Performance standards for electronic charts were adopted in 1995 and in 2000, IMO’s Maritime Safety Committee (MSC), adopted a revised Chapter V (Safety of Navigation) of The International Convention for the Safety of Life at Sea (SOLAS) which came into force on 1 July 2002.

Regulation 19 of the new Chapter V relates to carriage requirements for shipborne navigational systems and equipment and allows ECDIS to be accepted as meeting the chart carriage requirements of the regulation.

The latest regulation requires all ships, irrespective of size, to carry nautical charts and nautical publications to plan and display the ship’s route for the intended voyage and to plot and monitor positions throughout the voyage. The ship must also carry back up arrangements if electronic charts are used either fully, or partially.

Ship owners must have ECDIS installed before August 2017!

The International Electrotechnical Commission (IEC) and the IMO’s sweeping changes to ECDIS Standards under IEC 61174, the Testing Standard for Type Approval of ECDIS, mean that ship owners must have ECDIS installed before August 2017. In the event of non-compliance, the implications are serious. A flag state inspection could lead to heavy fines, or even detention.

Performance standards are introduced

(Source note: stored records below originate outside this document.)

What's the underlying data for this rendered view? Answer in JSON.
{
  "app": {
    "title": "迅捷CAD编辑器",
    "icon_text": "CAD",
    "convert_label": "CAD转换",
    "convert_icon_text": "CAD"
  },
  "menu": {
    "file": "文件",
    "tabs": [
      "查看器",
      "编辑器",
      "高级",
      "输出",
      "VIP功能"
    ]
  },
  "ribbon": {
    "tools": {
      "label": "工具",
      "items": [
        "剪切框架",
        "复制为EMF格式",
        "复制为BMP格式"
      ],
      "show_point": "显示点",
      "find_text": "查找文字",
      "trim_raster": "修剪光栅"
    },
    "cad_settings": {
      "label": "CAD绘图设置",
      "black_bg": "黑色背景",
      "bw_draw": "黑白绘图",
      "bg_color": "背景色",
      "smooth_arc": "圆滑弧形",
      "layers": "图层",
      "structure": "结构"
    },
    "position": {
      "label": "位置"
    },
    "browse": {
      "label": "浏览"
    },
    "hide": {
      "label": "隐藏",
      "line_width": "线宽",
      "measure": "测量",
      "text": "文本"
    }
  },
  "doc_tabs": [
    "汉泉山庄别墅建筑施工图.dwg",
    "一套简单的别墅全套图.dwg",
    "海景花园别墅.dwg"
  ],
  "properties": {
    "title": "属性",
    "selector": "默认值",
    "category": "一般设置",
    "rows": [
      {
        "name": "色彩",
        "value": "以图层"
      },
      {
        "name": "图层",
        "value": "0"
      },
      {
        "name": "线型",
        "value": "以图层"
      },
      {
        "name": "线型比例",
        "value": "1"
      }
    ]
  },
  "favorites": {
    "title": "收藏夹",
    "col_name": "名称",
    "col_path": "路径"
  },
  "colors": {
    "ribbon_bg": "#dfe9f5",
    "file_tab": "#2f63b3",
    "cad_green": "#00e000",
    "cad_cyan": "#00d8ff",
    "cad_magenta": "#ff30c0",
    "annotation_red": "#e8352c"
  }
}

ECDIS is, without doubt, a major step forward in safe ship operation and is a brilliant way to reduce operational cost whilst increasing levels of safety. To reduce navigational risk further still, performance standards for electronic charts were adopted in 1995, by IMO’s resolution A.817 (19), which was amended in 1996 by resolution MSC.64 (67) to reflect back-up arrangements in case of ECDIS failure. Additional amendments were made in 1998 by resolution MSC 86 (70) to permit operation of ECDIS in Raster Chart Display Systems (RCDS) mode.

The simplest way of providing a back-up? Install a secondary ECDIS

RCDS mode uses raster charts, which are visual scans of a paper chart that are an integrated, computer-based, navigational tool. The tool uses charts issued by, or under the authority of, a national hydrographic office, together with automatic and continuous, electronic positioning.  More complex than raster charts, vector charts use digitally mapping which allows the information to be used in a more sophisticated way. In a vector chart, you can click on a specific feature to drill down for further information.

Although, excellent to have as a back-up arrangement, the resolution states that ship owners must not rely on RCDS mode alone, as it does not have the full functionality of ECDIS and must only be used together with an appropriate portfolio of up-to-date paper charts. A good example of this is that RCDS mode doesn’t allow the display of a ship’s safety contour, or safety depth and highlight it on the display, unless these features are manually entered during route planning.

Sound complicated? Yes, we agree. Why not go for the simple option and install a secondary ECDIS (known as a dual system) connected to an independent power supply and GPS position input? Easy.

With the August ECDIS deadline looming, it doesn’t pay to bury your head in the sand! Visit for more information and contact our team today AND don’t forget to tune in for part two of our article next week where we look at some of the latest trends in ECDIS that are revolutionising the maritime industry!